Normal cameras use a manual or focusing system to focus on one object in the frame or the entire frame, depending upon the size of the aperture. Once it’s focused and a image is captured it becomes permanent and there is no way to change the focus after that. Lytro, on the other hand, takes a picture with no focusing whatsoever, which also makes it quicker than traditional cameras. After that it uses all the information it captured and with the help of some techno wizardry from the software presents you with an image that can be refocused any number of times, at whichever point you want in the frame.
Depending upon the location of the selected point, the software then blurs everything else that is not at the same distance as the selected spot. This gives the images a cool shallow depth of field that DSLRs are famous for, but again, you can change this anytime. More importantly, the images can be viewed as 3D images on a 3D display because unlike traditional cameras light field cameras don’t require dual lenses to capture depth.
Lytro has a very unconventional design that looks like a flashlight. It’s a stretched cube shape with the f/2 lens with 8x zoom at one end and a tiny square touchscreen display on the other end. On top is a shutter button and a touch sensitive zoom control over which you have to slide your finger for it to work. On the bottom is the USB port and power button but no tripod mount, which suggests this camera is obviously intended just for casual photography. Perhaps a more ‘serious’ variant will be released later. Maybe it’ll even have a flash and the ability to record videos.
A cross secretion of the camera reveals that most of it is taken by the lens system, and the rest by the sensor, processor, battery, etc.
If you’re wondering how many megapixels can that sensor capture, then the answer is none. The Lytro camera chooses to measure rays of light instead, 11 million of them to be precise.
The images captured by the camera are in a proprietary format and can be selectively zoomed in on the camera or the Mac-only desktop software that it comes with. Images can be converted to other formats but then they will obviously lose their focus changing ability. If you want to check out some sample images, click here.

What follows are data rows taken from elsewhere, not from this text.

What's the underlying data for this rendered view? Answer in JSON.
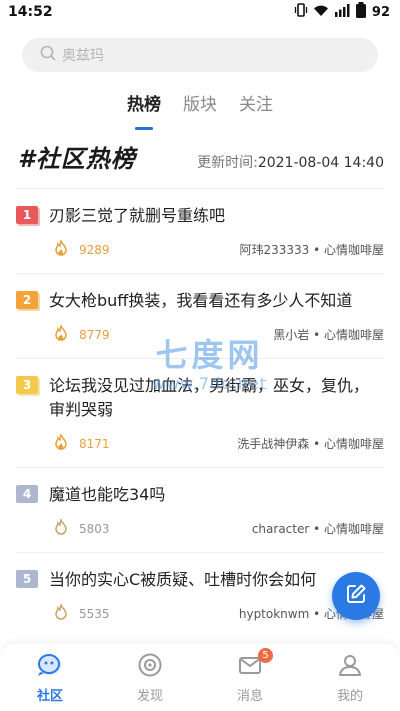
{
  "status_bar": {
    "time": "14:52",
    "battery": "92"
  },
  "search": {
    "placeholder": "奥兹玛"
  },
  "tabs": [
    {
      "label": "热榜",
      "active": true
    },
    {
      "label": "版块",
      "active": false
    },
    {
      "label": "关注",
      "active": false
    }
  ],
  "board": {
    "title": "#社区热榜",
    "update_label": "更新时间:",
    "update_time": "2021-08-04 14:40"
  },
  "posts": [
    {
      "rank": "1",
      "title": "刃影三觉了就删号重练吧",
      "heat": "9289",
      "author": "阿玮233333 • 心情咖啡屋"
    },
    {
      "rank": "2",
      "title": "女大枪buff换装，我看看还有多少人不知道",
      "heat": "8779",
      "author": "黑小岩 • 心情咖啡屋"
    },
    {
      "rank": "3",
      "title": "论坛我没见过加血法，男街霸，巫女，复仇，审判哭弱",
      "heat": "8171",
      "author": "洗手战神伊森 • 心情咖啡屋"
    },
    {
      "rank": "4",
      "title": "魔道也能吃34吗",
      "heat": "5803",
      "author": "character • 心情咖啡屋"
    },
    {
      "rank": "5",
      "title": "当你的实心C被质疑、吐槽时你会如何",
      "heat": "5535",
      "author": "hyptoknwm • 心情咖啡屋"
    }
  ],
  "watermark": {
    "main": "七度网",
    "url": "www.7do.net"
  },
  "bottom_nav": [
    {
      "label": "社区",
      "active": true
    },
    {
      "label": "发现",
      "active": false
    },
    {
      "label": "消息",
      "active": false,
      "badge": "5"
    },
    {
      "label": "我的",
      "active": false
    }
  ],
  "colors": {
    "accent": "#2b79e4",
    "hot": "#e5a13a",
    "badge": "#ee6b42"
  }
}
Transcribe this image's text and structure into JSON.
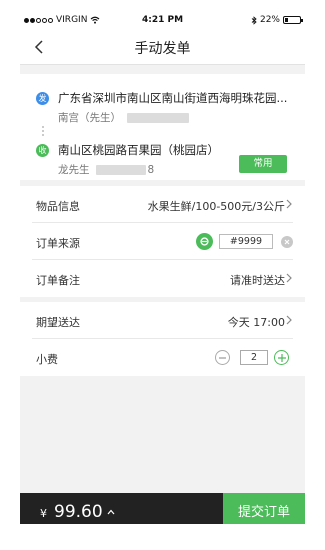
{
  "status_bar": {
    "carrier": "VIRGIN",
    "time": "4:21 PM",
    "battery": "22%",
    "signal_icon": "signal-dots-icon",
    "wifi_icon": "wifi-icon",
    "bluetooth_icon": "bluetooth-icon",
    "battery_level": 0.22
  },
  "nav": {
    "title": "手动发单",
    "back_icon": "chevron-left-icon"
  },
  "addresses": {
    "sender": {
      "badge": "发",
      "address": "广东省深圳市南山区南山街道西海明珠花园...",
      "contact": "南宫（先生）"
    },
    "receiver": {
      "badge": "收",
      "address": "南山区桃园路百果园（桃园店）",
      "contact": "龙先生",
      "contact_suffix": "8",
      "common_button": "常用"
    }
  },
  "order_info": {
    "goods": {
      "label": "物品信息",
      "value": "水果生鲜/100-500元/3公斤"
    },
    "source": {
      "label": "订单来源",
      "order_no": "#9999"
    },
    "note": {
      "label": "订单备注",
      "value": "请准时送达"
    }
  },
  "delivery": {
    "expected": {
      "label": "期望送达",
      "value": "今天 17:00"
    },
    "tip": {
      "label": "小费",
      "quantity": "2"
    }
  },
  "bottom": {
    "currency": "¥",
    "amount": "99.60",
    "submit": "提交订单"
  },
  "colors": {
    "brand_green": "#4cbb5a",
    "sender_blue": "#3d8ee8",
    "bottom_dark": "#222222"
  }
}
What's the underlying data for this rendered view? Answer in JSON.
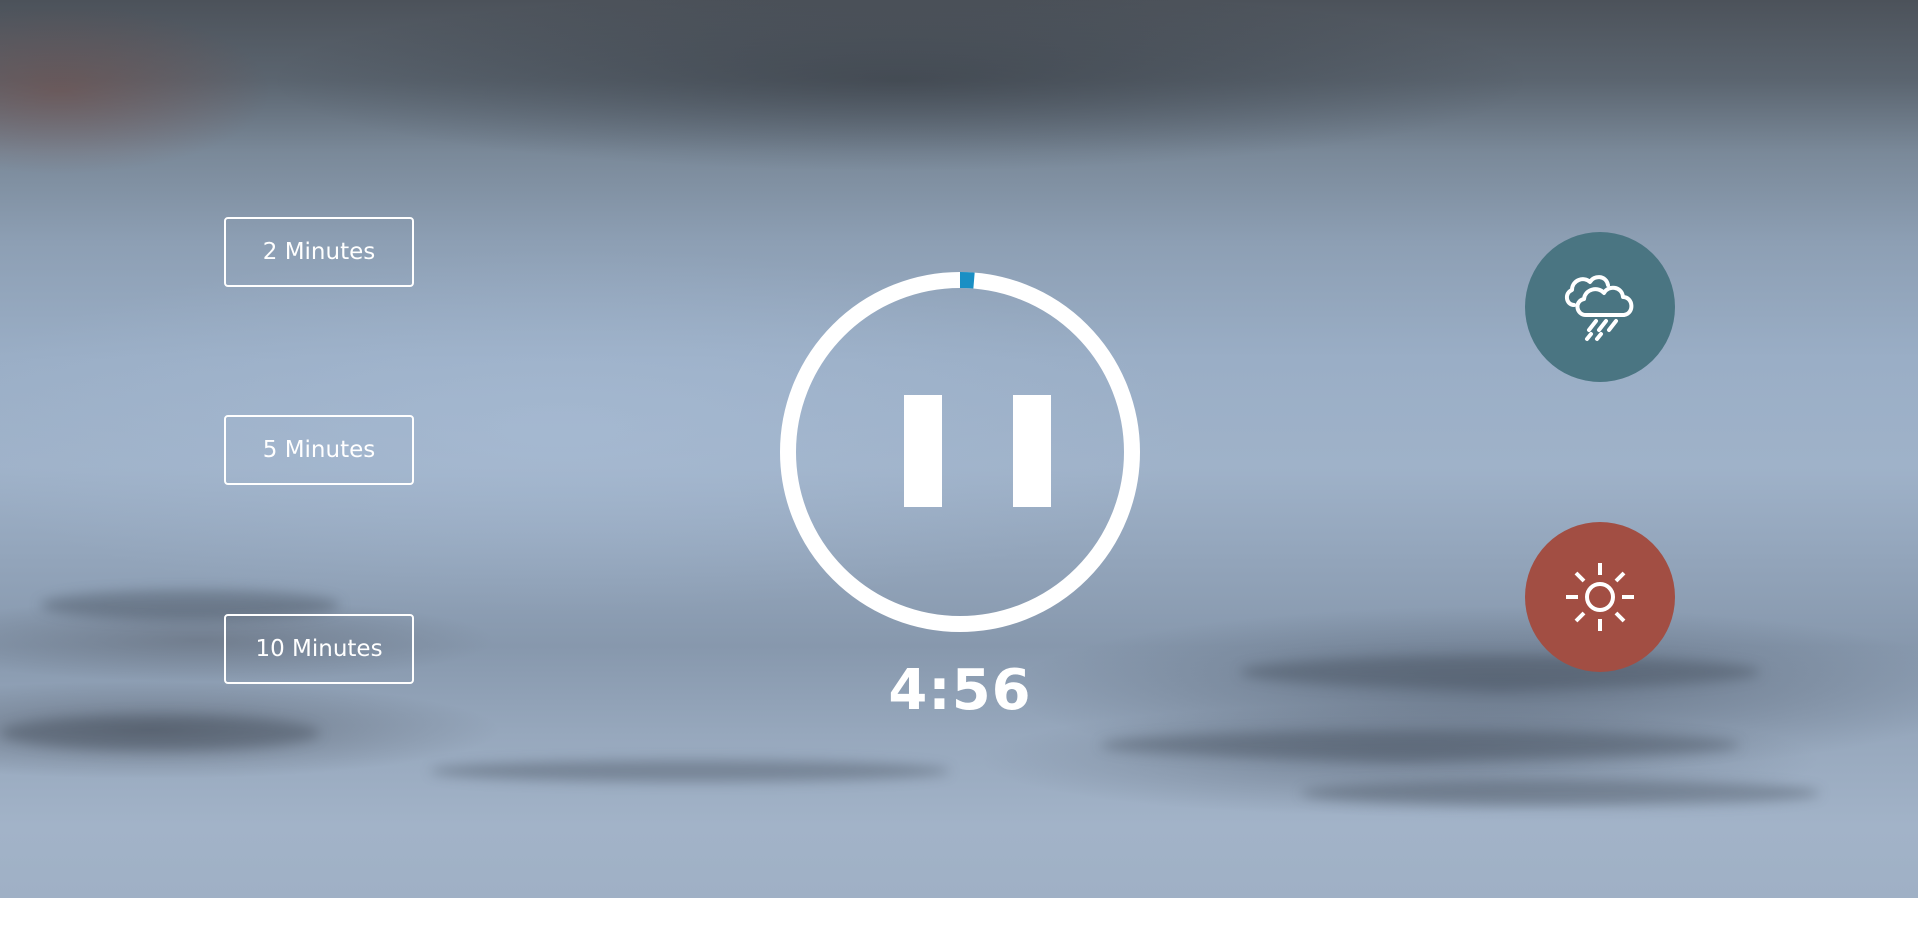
{
  "durations": [
    {
      "label": "2 Minutes"
    },
    {
      "label": "5 Minutes"
    },
    {
      "label": "10 Minutes"
    }
  ],
  "timer": {
    "remaining": "4:56",
    "progress": 0.013,
    "state_icon": "pause-icon",
    "ring_color": "#ffffff",
    "progress_color": "#1a8fc4"
  },
  "scenes": [
    {
      "name": "rain",
      "icon": "rain-cloud-icon",
      "color": "#4a7582"
    },
    {
      "name": "sun",
      "icon": "sun-icon",
      "color": "#a24e43"
    }
  ]
}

The Lytro light field camera will go on sale early 2012 and will cost $399 for the 8GB model that can store up to 350 images and $499 for the 16GB model that stores up to 750 images. It will be sold in graphite, blue and a special red version for the 16GB model. You can pre-order the camera right on from Lytro’s website.
2.8-inch touchscreen display
Quad band GSM , 3G network
Java + Active Sync
Wireless LAN Wi-Fi
Dual camera : front and rear
multi-format video and audio player
Samsung Champ 3.5G Price in India : Rs.5,500 . It is available now and its the cheapest phone in India which features both WiFi & 3G